[Dataset items]
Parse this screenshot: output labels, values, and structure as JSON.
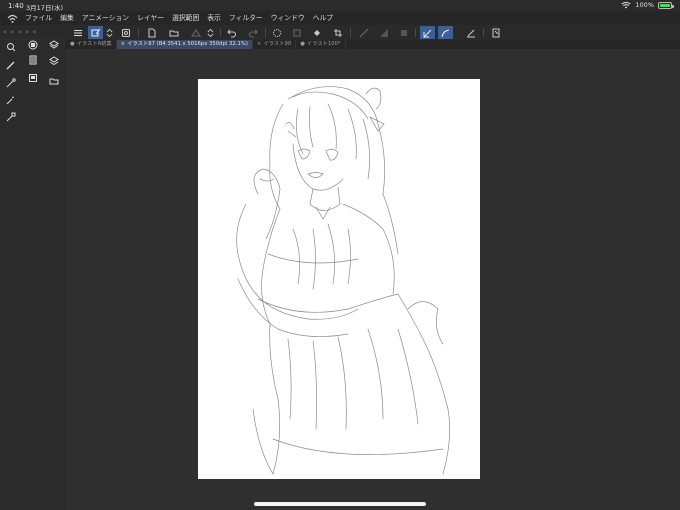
{
  "status_bar": {
    "time": "1:40",
    "date": "3月17日(水)",
    "battery_percent": "100%"
  },
  "menu": {
    "items": [
      "ファイル",
      "編集",
      "アニメーション",
      "レイヤー",
      "選択範囲",
      "表示",
      "フィルター",
      "ウィンドウ",
      "ヘルプ"
    ]
  },
  "tabs": [
    {
      "label": "イラスト6結集",
      "active": false
    },
    {
      "label": "イラスト87 (B4 3541 x 5016px 350dpi 32.1%)",
      "active": true
    },
    {
      "label": "イラスト98",
      "active": false
    },
    {
      "label": "イラスト100*",
      "active": false
    }
  ],
  "colors": {
    "accent": "#3b5f99",
    "panel": "#2b2b2b",
    "workspace": "#2f2f2f",
    "canvas": "#ffffff"
  },
  "icons": {
    "toolbar": [
      "menu-icon",
      "edit-canvas-icon",
      "stepper-icon",
      "paste-icon",
      "new-file-icon",
      "open-folder-icon",
      "warp-icon",
      "stepper-icon",
      "undo-icon",
      "redo-icon",
      "lasso-icon",
      "transform-icon",
      "fill-bucket-icon",
      "crop-icon",
      "ruler-icon",
      "gradient-icon",
      "shape-icon",
      "pen-stroke-icon",
      "pen-curve-icon",
      "line-icon",
      "memo-icon"
    ],
    "left_panel": [
      "zoom-icon",
      "pen-icon",
      "vector-pen-icon",
      "magic-pen-icon",
      "fill-pen-icon",
      "layers-icon",
      "stack-icon",
      "layer-property-icon",
      "navigator-icon",
      "material-icon",
      "folder-icon"
    ]
  }
}
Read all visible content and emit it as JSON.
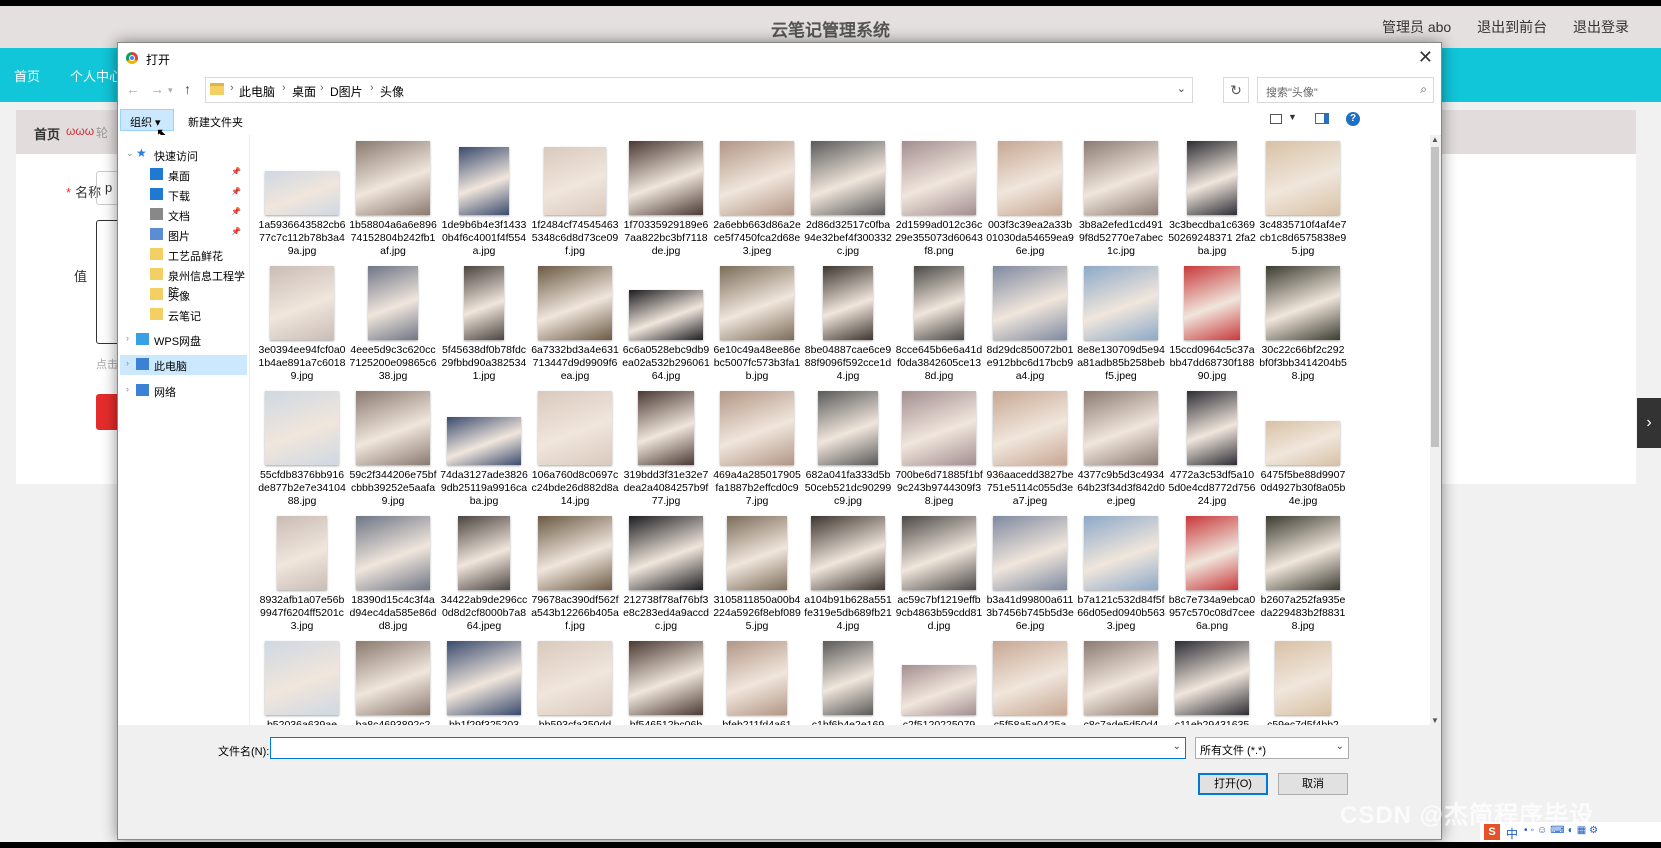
{
  "app": {
    "title": "云笔记管理系统",
    "top_links": [
      "管理员 abo",
      "退出到前台",
      "退出登录"
    ],
    "nav": [
      "首页",
      "个人中心"
    ],
    "breadcrumb": {
      "home": "首页",
      "item": "ωωω",
      "sub": "轮"
    },
    "form": {
      "name_label": "名称",
      "required_mark": "*",
      "name_value": "p",
      "value_label": "值",
      "hint": "点击"
    },
    "side_arrow": "›"
  },
  "dialog": {
    "title": "打开",
    "close": "✕",
    "path": [
      "此电脑",
      "桌面",
      "D图片",
      "头像"
    ],
    "search_placeholder": "搜索\"头像\"",
    "organize": "组织 ▾",
    "new_folder": "新建文件夹",
    "nav_tree": [
      {
        "label": "快速访问",
        "pinned": false
      },
      {
        "label": "桌面",
        "pinned": true
      },
      {
        "label": "下载",
        "pinned": true
      },
      {
        "label": "文档",
        "pinned": true
      },
      {
        "label": "图片",
        "pinned": true
      },
      {
        "label": "工艺品鲜花",
        "pinned": false
      },
      {
        "label": "泉州信息工程学院",
        "pinned": false
      },
      {
        "label": "头像",
        "pinned": false
      },
      {
        "label": "云笔记",
        "pinned": false
      },
      {
        "label": "WPS网盘",
        "pinned": false
      },
      {
        "label": "此电脑",
        "pinned": false
      },
      {
        "label": "网络",
        "pinned": false
      }
    ],
    "files": [
      "1a5936643582cb677c7c112b78b3a49a.jpg",
      "1b58804a6a6e89674152804b242fb1af.jpg",
      "1de9b6b4e3f14330b4f6c4001f4f554a.jpg",
      "1f2484cf745454635348c6d8d73ce09f.jpg",
      "1f70335929189e67aa822bc3bf7118de.jpg",
      "2a6ebb663d86a2ece5f7450fca2d68e3.jpeg",
      "2d86d32517c0fba94e32bef4f300332c.jpg",
      "2d1599ad012c36c29e355073d60643f8.png",
      "003f3c39ea2a33b01030da54659ea96e.jpg",
      "3b8a2efed1cd4919f8d52770e7abec1c.jpg",
      "3c3becdba1c636950269248371 2fa2ba.jpg",
      "3c4835710f4af4e7cb1c8d6575838e95.jpg",
      "3e0394ee94fcf0a01b4ae891a7c60189.jpg",
      "4eee5d9c3c620cc7125200e09865c638.jpg",
      "5f45638df0b78fdc29fbbd90a3825341.jpg",
      "6a7332bd3a4e631713447d9d9909f6ea.jpg",
      "6c6a0528ebc9db9ea02a532b29606164.jpg",
      "6e10c49a48ee86ebc5007fc573b3fa1b.jpg",
      "8be04887cae6ce988f9096f592cce1d4.jpg",
      "8cce645b6e6a41df0da3842605ce138d.jpg",
      "8d29dc850072b01e912bbc6d17bcb9a4.jpg",
      "8e8e130709d5e94a81adb85b258bebf5.jpeg",
      "15ccd0964c5c37abb47dd68730f18890.jpg",
      "30c22c66bf2c292bf0f3bb3414204b58.jpg",
      "55cfdb8376bb916de877b2e7e3410488.jpg",
      "59c2f344206e75bfcbbb39252e5aafa9.jpg",
      "74da3127ade38269db25119a9916caba.jpg",
      "106a760d8c0697cc24bde26d882d8a14.jpg",
      "319bdd3f31e32e7dea2a4084257b9f77.jpg",
      "469a4a285017905fa1887b2effcd0c97.jpg",
      "682a041fa333d5b50ceb521dc90299c9.jpg",
      "700be6d71885f1bf9c243b9744309f38.jpeg",
      "936aacedd3827be751e5114c055d3ea7.jpeg",
      "4377c9b5d3c493464b23f34d3f842d0e.jpeg",
      "4772a3c53df5a105d0e4cd8772d75624.jpg",
      "6475f5be88d99070d4927b30f8a05b4e.jpg",
      "8932afb1a07e56b9947f6204ff5201c3.jpg",
      "18390d15c4c3f4ad94ec4da585e86dd8.jpg",
      "34422ab9de296cc0d8d2cf8000b7a864.jpeg",
      "79678ac390df562fa543b12266b405af.jpg",
      "212738f78af76bf3e8c283ed4a9accdc.jpg",
      "3105811850a00b4224a5926f8ebf0895.jpg",
      "a104b91b628a551fe319e5db689fb214.jpg",
      "ac59c7bf1219effb9cb4863b59cdd81d.jpg",
      "b3a41d99800a6113b7456b745b5d3e6e.jpg",
      "b7a121c532d84f5f66d05ed0940b5633.jpeg",
      "b8c7e734a9ebca0957c570c08d7cee6a.png",
      "b2607a252fa935eda229483b2f88318.jpg",
      "b52036a639ae",
      "ba8c4693892c2",
      "bb1f29f325203",
      "bb593cfa350dd",
      "bf546512bc06b",
      "bfeb211fd4a61",
      "c1bf6b4e2e169",
      "c2f5120225079",
      "c5f58a5a0425a",
      "c8c7ade5d50d4",
      "c11eb29431635",
      "c59ec7d5f4bb2"
    ],
    "filename_label": "文件名(N):",
    "filename_value": "",
    "filetype": "所有文件 (*.*)",
    "open": "打开(O)",
    "cancel": "取消"
  },
  "watermark": "CSDN @杰简程序毕设",
  "tray": {
    "ime_badge": "S",
    "ime_lang": "中"
  }
}
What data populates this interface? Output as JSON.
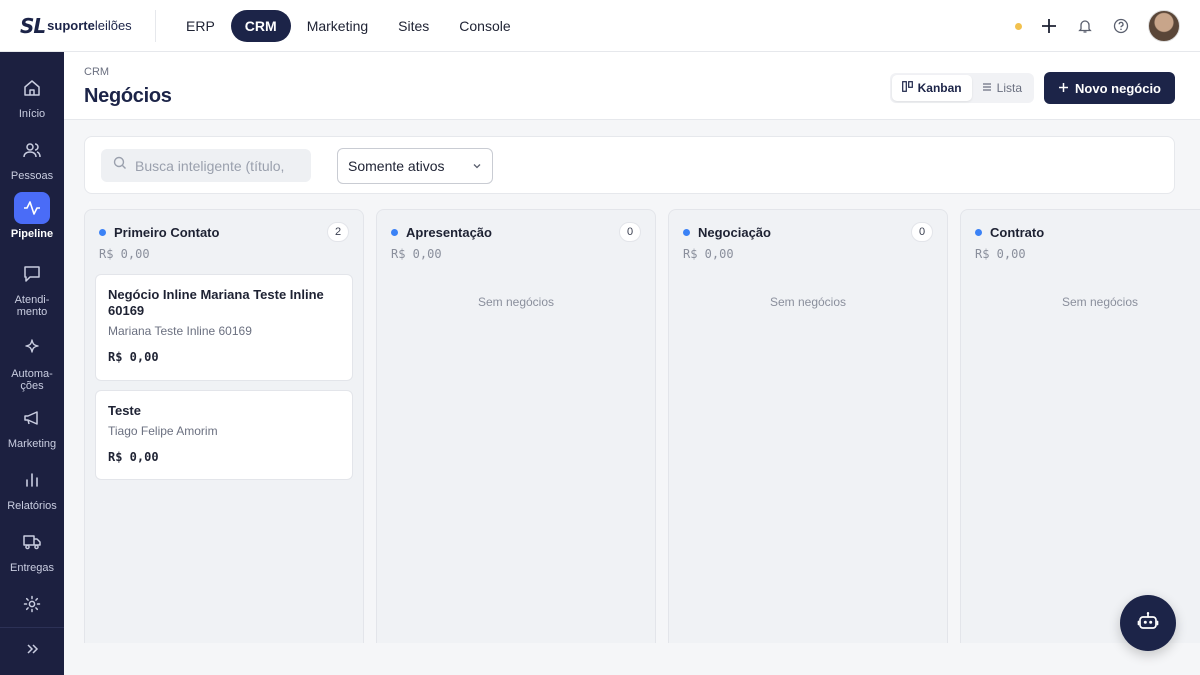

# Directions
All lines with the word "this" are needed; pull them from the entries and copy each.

# Answer space
Parse this screenshot: output labels, values, and structure as JSON.
What data populates this interface? Output as JSON.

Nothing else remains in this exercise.